**EXERCISE DETAILS**
Across the entries below, how many lines contain the string "JSON"? Only the number is wanted.

+++ INPUT MATERIAL +++

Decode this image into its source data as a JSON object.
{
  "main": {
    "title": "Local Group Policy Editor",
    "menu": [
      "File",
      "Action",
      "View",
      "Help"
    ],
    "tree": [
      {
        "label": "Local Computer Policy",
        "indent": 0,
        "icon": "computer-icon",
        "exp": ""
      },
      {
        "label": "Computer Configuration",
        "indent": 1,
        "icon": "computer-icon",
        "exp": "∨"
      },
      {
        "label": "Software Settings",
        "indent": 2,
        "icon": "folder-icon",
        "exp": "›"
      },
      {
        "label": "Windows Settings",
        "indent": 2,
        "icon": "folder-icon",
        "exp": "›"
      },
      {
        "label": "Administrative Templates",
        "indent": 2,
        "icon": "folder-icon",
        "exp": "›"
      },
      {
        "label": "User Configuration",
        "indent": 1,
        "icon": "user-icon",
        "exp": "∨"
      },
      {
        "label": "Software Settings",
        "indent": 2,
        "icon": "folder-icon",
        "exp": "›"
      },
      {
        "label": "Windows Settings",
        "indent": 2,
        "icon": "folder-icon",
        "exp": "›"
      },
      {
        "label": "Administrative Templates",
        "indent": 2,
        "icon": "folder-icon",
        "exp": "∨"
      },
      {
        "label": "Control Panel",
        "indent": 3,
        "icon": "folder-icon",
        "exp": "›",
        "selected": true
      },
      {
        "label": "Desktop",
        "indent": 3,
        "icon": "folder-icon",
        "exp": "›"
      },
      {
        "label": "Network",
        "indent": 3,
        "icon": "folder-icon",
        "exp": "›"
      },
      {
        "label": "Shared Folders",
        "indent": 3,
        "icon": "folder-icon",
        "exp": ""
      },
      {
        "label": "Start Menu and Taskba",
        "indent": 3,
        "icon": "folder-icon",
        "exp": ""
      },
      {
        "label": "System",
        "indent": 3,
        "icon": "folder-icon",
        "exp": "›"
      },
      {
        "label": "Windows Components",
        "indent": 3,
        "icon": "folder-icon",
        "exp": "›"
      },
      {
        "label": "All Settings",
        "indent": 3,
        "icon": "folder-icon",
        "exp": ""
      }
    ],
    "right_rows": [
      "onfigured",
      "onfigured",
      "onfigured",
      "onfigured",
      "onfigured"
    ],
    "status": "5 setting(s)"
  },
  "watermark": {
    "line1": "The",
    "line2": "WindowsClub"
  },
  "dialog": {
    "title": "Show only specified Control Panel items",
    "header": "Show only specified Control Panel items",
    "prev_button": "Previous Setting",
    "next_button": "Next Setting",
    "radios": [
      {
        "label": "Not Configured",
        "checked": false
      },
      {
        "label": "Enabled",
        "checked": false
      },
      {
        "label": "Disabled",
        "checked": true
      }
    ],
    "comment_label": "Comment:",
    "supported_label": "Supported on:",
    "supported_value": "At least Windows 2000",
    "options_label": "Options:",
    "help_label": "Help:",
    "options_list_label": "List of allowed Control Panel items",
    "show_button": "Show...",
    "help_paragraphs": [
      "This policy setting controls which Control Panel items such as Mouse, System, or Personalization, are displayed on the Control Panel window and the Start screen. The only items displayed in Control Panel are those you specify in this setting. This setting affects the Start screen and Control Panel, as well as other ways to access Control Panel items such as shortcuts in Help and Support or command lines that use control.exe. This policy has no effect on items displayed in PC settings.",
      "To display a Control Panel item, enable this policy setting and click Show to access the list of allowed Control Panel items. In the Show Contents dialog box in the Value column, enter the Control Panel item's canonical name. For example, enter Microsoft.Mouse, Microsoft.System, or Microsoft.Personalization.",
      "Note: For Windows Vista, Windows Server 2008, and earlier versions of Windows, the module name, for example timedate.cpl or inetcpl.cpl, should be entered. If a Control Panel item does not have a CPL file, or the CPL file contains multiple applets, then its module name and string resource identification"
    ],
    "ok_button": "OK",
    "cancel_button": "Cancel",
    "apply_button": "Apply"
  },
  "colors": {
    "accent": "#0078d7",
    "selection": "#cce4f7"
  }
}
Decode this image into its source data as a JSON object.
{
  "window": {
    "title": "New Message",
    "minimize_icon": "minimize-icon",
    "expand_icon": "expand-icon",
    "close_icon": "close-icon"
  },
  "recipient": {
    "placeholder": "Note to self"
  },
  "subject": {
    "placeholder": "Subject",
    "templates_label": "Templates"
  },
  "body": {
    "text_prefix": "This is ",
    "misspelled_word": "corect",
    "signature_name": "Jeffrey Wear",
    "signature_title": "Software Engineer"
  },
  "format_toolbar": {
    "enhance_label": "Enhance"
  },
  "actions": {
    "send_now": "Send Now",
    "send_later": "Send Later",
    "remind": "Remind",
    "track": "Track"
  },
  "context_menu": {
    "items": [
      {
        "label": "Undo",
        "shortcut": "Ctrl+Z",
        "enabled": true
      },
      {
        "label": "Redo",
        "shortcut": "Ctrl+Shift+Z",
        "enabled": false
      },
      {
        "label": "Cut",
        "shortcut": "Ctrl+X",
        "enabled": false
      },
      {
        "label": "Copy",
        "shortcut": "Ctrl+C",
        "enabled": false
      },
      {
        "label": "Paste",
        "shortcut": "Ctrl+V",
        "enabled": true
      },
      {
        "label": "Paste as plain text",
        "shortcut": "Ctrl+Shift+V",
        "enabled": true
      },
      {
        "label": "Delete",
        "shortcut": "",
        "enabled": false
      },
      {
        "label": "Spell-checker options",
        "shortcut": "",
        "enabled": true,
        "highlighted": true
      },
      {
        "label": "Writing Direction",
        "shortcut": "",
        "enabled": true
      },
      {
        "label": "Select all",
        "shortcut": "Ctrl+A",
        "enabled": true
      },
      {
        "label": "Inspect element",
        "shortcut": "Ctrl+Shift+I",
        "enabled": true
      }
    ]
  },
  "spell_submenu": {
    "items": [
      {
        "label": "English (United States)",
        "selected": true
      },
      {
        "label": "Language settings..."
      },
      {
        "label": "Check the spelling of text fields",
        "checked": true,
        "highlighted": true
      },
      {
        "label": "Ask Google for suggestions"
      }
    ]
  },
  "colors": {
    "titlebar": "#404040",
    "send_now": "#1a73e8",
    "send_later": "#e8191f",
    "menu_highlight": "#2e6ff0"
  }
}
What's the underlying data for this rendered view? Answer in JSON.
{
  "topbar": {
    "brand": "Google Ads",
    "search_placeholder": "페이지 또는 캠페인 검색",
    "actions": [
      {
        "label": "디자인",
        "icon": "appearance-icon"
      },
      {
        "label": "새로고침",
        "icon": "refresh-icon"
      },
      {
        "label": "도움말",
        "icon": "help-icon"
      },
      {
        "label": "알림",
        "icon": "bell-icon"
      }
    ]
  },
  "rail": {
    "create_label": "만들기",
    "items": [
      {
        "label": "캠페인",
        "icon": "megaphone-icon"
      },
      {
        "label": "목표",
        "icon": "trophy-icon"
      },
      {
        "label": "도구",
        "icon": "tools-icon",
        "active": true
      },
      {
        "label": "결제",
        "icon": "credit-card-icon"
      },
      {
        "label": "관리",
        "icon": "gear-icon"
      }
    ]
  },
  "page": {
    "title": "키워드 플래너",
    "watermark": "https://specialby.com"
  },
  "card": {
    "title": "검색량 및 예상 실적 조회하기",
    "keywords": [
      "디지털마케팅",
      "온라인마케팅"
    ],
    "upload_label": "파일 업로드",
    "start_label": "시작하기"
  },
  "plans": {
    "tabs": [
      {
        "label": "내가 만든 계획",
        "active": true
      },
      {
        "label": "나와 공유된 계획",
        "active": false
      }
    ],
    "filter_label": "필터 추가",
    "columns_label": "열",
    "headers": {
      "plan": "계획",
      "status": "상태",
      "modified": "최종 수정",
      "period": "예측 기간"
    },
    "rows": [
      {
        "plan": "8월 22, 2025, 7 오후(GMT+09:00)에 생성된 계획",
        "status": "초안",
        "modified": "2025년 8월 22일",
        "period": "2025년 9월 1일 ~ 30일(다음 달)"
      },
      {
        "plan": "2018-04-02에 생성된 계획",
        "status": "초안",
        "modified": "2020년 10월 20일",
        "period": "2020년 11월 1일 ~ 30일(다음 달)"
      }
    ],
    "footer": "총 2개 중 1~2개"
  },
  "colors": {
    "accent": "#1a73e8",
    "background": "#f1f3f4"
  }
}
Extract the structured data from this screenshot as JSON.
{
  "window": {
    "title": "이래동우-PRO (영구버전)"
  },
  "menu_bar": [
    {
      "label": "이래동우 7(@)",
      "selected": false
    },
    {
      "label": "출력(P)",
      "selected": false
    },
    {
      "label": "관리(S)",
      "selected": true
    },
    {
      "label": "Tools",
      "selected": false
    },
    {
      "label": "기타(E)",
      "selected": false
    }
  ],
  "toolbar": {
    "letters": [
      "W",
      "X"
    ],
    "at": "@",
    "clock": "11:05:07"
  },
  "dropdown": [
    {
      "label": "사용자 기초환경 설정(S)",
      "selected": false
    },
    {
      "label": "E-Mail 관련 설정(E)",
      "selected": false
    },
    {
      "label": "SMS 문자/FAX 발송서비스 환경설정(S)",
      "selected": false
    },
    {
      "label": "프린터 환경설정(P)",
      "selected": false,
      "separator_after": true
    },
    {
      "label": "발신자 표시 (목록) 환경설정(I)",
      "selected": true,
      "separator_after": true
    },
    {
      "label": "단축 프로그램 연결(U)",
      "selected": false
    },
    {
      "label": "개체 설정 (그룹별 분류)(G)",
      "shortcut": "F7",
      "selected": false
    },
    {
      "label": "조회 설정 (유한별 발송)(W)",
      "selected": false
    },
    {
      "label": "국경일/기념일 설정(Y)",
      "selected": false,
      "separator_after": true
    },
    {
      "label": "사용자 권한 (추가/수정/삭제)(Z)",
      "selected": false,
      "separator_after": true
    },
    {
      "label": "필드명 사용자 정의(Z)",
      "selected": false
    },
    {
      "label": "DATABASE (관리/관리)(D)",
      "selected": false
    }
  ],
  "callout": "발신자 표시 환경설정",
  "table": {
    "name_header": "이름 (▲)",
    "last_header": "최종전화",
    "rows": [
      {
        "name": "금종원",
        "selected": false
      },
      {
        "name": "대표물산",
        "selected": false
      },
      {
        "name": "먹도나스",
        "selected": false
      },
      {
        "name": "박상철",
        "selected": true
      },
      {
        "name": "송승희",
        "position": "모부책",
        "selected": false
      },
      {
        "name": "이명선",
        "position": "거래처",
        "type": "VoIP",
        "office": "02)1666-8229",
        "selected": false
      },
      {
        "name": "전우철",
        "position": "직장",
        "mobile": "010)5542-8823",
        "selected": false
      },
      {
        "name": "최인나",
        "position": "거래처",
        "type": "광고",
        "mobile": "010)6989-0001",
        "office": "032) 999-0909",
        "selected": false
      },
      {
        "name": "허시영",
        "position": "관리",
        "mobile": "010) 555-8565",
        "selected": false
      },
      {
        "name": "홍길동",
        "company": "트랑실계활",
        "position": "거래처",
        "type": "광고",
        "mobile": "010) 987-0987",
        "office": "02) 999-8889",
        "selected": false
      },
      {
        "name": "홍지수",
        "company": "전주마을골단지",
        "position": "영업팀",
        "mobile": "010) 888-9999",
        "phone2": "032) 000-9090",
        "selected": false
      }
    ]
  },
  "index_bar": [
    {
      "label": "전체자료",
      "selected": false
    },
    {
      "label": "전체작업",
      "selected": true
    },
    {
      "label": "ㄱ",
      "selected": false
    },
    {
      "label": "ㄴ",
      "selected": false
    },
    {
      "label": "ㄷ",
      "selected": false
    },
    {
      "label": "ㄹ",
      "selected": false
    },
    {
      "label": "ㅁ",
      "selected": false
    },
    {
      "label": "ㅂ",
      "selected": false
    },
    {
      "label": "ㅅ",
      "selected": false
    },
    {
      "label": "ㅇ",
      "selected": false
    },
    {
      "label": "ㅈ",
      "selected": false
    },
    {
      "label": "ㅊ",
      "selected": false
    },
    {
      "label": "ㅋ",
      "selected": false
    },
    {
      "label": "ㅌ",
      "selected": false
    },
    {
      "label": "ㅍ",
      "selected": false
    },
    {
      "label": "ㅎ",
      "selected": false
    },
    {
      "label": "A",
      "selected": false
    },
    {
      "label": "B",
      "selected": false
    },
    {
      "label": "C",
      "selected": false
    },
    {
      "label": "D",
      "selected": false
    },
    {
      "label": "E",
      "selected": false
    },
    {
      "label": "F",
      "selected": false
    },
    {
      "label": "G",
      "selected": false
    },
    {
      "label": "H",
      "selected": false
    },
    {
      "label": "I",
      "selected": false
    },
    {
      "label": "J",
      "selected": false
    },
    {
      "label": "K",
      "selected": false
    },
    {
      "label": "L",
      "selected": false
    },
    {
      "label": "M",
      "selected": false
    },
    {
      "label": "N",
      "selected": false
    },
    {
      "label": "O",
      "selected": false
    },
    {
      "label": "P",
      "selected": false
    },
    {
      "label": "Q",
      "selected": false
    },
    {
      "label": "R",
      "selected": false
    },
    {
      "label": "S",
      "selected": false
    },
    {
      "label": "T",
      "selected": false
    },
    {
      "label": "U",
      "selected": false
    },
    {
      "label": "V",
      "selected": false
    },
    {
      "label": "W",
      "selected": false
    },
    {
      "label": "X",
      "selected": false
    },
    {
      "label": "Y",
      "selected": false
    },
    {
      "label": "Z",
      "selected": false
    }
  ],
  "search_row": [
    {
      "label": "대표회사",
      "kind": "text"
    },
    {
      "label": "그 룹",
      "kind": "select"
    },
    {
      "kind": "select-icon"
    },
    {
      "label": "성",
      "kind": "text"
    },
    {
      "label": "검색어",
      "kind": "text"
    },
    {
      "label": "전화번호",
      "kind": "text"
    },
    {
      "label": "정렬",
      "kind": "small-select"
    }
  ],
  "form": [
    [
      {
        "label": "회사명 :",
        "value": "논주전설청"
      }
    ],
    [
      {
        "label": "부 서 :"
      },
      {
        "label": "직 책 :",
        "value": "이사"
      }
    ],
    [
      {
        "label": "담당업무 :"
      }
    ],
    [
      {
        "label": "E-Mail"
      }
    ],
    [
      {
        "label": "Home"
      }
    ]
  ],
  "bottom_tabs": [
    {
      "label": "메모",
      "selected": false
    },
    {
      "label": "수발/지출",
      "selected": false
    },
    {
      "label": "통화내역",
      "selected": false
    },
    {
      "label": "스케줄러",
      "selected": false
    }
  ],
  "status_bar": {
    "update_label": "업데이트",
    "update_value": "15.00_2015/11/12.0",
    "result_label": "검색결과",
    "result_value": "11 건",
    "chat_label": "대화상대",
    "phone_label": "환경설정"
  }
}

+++

**RESPONSE BOX**
4